### [WHAT TO DO]
Every line below that has the string "heading" needs to be copied.

== RECORD EXTRACTS ==

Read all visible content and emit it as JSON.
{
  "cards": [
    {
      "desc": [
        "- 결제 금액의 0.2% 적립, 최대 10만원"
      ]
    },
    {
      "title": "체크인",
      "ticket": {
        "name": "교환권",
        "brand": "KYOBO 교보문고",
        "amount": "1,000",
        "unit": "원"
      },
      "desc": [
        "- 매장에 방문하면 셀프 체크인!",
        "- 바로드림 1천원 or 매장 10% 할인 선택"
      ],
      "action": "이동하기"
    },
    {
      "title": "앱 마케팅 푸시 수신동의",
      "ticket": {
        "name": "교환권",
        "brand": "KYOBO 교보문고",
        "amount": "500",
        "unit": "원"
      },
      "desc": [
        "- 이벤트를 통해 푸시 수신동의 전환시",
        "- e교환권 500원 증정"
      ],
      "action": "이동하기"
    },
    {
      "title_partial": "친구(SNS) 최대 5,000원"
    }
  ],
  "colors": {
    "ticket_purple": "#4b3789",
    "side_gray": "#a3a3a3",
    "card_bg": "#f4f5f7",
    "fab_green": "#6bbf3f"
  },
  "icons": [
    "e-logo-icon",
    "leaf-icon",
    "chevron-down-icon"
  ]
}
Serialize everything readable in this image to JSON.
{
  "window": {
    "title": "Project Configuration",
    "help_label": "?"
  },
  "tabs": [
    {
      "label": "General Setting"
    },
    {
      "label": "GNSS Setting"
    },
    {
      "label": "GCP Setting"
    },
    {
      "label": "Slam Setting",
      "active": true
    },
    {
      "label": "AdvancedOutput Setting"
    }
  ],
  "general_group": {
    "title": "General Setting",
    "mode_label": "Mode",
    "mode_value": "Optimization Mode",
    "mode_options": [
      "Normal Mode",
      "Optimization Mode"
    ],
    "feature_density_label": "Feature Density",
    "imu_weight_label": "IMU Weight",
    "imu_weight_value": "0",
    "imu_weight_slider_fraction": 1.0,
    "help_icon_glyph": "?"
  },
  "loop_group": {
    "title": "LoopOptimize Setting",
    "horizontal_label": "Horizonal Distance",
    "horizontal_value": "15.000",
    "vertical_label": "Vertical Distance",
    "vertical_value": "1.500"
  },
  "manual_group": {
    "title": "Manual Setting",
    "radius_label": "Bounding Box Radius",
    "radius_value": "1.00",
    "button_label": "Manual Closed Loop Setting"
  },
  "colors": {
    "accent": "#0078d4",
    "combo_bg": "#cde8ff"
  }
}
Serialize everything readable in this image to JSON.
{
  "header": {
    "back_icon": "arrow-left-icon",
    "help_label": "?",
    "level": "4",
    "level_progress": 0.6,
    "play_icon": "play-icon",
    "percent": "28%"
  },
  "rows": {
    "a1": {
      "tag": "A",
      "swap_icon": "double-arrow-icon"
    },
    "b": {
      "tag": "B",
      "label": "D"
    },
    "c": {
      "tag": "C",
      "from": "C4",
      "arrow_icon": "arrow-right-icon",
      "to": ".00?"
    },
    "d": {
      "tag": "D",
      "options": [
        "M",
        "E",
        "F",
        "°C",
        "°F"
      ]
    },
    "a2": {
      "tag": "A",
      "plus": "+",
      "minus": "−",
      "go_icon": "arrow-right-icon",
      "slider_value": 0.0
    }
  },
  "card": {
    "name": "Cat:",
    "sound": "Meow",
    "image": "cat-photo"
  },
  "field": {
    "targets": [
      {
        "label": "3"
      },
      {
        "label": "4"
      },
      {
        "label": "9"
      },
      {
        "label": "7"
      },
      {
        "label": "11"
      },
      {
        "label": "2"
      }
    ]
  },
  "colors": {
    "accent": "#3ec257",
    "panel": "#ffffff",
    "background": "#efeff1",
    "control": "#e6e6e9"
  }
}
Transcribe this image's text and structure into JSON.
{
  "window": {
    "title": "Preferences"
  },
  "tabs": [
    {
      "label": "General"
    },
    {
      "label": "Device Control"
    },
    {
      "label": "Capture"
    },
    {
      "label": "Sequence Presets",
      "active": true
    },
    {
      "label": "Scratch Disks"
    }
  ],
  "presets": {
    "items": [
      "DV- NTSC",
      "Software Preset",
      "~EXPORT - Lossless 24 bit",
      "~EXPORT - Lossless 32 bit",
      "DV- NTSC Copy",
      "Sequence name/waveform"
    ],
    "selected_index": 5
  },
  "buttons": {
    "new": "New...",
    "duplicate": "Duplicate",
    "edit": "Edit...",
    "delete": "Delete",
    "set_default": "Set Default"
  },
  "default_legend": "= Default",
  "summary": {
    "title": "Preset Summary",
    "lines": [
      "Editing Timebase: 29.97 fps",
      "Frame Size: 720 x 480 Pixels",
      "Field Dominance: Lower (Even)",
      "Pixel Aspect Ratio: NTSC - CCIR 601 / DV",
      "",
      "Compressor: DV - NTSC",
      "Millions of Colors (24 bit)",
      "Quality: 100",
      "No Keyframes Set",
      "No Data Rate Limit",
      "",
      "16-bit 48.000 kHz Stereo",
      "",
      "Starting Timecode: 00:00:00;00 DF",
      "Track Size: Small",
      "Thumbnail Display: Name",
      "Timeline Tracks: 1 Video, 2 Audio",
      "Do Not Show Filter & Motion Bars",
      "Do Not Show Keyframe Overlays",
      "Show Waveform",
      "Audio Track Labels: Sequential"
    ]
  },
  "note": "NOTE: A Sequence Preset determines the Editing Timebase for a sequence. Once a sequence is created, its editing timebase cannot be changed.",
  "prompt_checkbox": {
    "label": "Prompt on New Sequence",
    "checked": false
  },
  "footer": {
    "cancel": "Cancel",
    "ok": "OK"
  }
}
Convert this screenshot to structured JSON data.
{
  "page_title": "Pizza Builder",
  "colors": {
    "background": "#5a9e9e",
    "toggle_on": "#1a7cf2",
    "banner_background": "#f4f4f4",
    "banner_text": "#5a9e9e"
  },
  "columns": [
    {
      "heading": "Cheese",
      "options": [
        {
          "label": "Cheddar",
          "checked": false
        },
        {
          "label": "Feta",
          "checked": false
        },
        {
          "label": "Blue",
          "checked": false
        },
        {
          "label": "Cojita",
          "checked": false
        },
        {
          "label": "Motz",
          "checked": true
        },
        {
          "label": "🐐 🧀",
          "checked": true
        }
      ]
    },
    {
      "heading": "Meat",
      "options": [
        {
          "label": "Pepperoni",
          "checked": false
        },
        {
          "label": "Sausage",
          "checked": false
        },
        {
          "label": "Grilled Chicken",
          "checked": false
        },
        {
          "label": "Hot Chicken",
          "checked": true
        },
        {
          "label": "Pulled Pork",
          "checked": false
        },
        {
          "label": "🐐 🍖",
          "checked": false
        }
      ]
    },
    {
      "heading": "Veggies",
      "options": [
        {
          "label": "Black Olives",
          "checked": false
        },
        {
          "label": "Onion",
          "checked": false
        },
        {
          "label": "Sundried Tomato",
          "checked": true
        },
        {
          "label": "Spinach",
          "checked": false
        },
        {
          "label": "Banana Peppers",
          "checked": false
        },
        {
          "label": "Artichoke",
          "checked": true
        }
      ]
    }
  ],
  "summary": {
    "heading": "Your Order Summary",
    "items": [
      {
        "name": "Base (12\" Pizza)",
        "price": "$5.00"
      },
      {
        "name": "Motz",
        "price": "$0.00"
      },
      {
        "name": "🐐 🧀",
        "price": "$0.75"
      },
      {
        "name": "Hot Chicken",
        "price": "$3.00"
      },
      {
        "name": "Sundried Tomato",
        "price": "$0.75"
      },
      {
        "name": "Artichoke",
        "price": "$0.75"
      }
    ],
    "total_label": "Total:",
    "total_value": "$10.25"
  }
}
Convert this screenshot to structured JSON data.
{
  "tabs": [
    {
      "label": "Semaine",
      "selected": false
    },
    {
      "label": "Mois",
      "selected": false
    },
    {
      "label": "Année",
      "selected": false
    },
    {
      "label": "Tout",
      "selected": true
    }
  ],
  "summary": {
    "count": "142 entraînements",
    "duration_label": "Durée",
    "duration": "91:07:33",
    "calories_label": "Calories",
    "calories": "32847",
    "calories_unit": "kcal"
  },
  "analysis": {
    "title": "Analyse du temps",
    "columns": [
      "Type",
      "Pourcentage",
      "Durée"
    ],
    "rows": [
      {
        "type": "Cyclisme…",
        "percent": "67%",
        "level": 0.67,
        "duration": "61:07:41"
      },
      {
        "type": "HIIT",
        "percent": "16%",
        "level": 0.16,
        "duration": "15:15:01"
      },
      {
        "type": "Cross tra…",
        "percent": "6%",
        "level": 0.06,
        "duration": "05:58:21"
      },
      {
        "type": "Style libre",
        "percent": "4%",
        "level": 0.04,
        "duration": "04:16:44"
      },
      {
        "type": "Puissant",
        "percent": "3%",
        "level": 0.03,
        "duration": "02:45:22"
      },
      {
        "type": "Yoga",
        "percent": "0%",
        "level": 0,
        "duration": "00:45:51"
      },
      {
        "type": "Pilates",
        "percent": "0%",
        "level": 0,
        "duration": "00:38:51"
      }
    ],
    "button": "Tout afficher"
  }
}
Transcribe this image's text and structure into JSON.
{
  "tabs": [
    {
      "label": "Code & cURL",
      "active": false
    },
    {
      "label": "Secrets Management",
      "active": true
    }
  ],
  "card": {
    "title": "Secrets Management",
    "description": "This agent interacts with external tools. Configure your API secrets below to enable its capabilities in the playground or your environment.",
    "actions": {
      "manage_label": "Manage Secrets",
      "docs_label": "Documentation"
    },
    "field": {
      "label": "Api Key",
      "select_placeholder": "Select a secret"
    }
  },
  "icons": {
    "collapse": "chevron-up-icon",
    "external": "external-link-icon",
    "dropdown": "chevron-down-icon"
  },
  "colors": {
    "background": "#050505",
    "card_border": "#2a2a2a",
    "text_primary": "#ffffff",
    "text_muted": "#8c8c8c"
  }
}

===

### [EXPECTED ANSWER]
      "heading": "Cheese",
      "heading": "Meat",
      "heading": "Veggies",
    "heading": "Your Order Summary",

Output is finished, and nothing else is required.